Q- Where do your teas come from?
A- Many of our teas come direct from small farmers in Japan and China, the pu-erhs were purchased by David Lee Hoffman and were aged in his man-made tea caves in California.
Q- What do the customers mean to your company?
A- Without my customers, Chicago Tea Garden wouldn’t exist. I have made many friends through my business, and I treat my customers as if they were my good friends. So to answer the question, my customers are my friends.
Q- What makes Chicago Tea Garden unique?
A- We are able to sell many unique teas that some larger companies cannot sell due to availability. We buy in small quantities, many times — we are buying all that a farmer has to offer. Larger companies have a greater demand – so they must buy in huge quantities, top quality tea is not always available in such quantities. We hope that we find our business to be scalable by adding more teas to the selection.
Q- In three words, can your sum up the culture of your company?
A- peace, love, tea
Q- This is a three-parter. What tea does every one order? What tea would you suggest for tea newbies? What is your most unique tea?
A- Surprisingly enough, there is not one tea that everyone orders, it varies from order to order and some teas peak as reviews are written online, or if a tea becomes popular on Steepster. For a tea newbie, I suggest our Golden Bi Luo. It is a yunnan black tea and it has been good at changing people’s minds about black tea when they are used to bagged black tea. For starters with pu-erh I recommend our Camel’s Breath pu-erh tuocha or our Wild Orange pu-erh. In general though — all of our pu-erhs can be a considered beginner pu-erhs. I don’t consider myself a pu-erh expert. I think that I would have to live several lifetimes in order to become a pu-erh expert and to offer a selection competitive to a store like Yunnan Sourcing. Our most unique tea of the moment is our Kamairi Cha, it is a pan-fired green tea from Japan hand-made by a man well-known in Japan for producing this type of tea. This is the first time his tea has been sold in America. (Can’t forget the New Zealand Oolong too!)

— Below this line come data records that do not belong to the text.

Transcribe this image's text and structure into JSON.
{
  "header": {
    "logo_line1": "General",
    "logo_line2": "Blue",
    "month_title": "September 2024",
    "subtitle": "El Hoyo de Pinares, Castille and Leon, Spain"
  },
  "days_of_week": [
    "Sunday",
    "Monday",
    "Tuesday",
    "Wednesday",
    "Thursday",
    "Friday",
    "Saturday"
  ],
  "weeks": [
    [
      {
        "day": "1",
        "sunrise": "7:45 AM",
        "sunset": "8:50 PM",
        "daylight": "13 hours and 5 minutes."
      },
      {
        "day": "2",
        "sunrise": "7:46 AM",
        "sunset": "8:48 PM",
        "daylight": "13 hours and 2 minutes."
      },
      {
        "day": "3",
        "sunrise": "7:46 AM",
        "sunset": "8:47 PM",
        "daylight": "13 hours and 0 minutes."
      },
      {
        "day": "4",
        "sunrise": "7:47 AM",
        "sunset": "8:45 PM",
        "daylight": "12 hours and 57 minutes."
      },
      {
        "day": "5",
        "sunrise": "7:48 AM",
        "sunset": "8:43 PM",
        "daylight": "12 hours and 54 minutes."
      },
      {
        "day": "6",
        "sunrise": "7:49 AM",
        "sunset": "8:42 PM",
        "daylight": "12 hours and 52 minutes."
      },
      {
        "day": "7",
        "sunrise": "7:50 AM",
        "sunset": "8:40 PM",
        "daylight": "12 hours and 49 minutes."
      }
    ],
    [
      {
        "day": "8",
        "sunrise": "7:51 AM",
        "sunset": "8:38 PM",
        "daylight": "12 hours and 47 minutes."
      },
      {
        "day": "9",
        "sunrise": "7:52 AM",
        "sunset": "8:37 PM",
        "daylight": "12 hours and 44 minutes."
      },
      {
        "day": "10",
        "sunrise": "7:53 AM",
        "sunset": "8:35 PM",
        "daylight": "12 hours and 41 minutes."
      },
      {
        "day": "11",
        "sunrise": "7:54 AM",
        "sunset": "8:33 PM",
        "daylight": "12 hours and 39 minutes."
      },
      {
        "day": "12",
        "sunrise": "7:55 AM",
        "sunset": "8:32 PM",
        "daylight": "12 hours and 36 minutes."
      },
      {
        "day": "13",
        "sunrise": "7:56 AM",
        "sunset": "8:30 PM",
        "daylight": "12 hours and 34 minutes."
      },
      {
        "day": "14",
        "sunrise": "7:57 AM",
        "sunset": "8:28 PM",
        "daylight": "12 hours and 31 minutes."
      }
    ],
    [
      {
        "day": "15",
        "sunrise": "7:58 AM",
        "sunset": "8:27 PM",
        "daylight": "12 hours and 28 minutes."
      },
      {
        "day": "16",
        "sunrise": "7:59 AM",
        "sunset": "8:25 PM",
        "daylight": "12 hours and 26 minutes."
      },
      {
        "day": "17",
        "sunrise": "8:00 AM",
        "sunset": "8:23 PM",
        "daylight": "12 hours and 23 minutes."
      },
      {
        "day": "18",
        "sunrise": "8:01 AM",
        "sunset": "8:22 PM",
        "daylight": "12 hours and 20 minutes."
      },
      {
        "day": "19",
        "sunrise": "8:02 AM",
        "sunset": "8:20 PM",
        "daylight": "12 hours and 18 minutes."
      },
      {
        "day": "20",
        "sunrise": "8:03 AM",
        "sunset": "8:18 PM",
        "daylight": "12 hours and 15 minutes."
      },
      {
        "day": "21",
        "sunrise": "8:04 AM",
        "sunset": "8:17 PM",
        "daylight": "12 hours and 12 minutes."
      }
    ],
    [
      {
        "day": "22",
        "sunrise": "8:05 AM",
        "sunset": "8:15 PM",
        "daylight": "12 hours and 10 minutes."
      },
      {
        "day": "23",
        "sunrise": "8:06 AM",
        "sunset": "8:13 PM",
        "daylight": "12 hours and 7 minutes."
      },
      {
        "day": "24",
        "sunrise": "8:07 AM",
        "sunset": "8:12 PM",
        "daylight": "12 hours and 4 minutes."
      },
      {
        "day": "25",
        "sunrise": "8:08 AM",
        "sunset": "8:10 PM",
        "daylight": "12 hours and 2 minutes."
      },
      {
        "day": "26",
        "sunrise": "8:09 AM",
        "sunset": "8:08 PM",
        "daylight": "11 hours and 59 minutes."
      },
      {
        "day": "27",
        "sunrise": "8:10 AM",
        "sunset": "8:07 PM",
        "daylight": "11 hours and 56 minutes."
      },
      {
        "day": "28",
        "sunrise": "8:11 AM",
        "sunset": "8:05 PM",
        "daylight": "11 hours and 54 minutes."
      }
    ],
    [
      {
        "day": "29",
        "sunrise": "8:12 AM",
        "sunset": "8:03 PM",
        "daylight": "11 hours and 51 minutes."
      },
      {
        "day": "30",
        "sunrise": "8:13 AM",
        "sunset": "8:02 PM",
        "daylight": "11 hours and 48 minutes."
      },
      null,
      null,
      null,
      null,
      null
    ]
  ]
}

Q- What is the mission of Chicago Tea Garden?
A- To provide the best quality teas we can find at an affordable price while respecting and supporting the farmer.
Happy Friday tea lovers!
What you may have missed this week, in tea:
A special congratulations to Chris Bourgea and his company, BourgeaTea, for being ranked 9th of the best tea companies over at TeaViews
Deb + Brad from Travel+Tea have conducted interviews with fellow tea and travel bloggers this week, along with some other awesome posts. Be sure to check them out.
Little Yellow Teapot had Chai week this week. Here is their review of Tipu’s instant Black Chai Tea.
Jess Hodges of the Insani-TEA blog takes a trip to Taiwan, sharing the tea-centric culture that she found.
Continuing with the talk about Taiwan, over at Tea Guy Speaks, find out more about the Taiwan tea market.
Stéphane Erler at Tea Masters shares his Pu-erh Collection.
This past Tuesday, Samovar Tea Lounge hosted “The Mavericks of Tea,” a discussion with some of the forerunners of tea. It was very a great success, and you can catch the video of the event and enjoy it at your leisure.
The real party Tuesday was over at Leafboxtea as they hosted an online party of sorts, having a chat during the Mavericks of Tea. It was a hit and you can expect their next chatting event to be even better.
As always, you can find links to these stories and more over at our delicious bookmarks.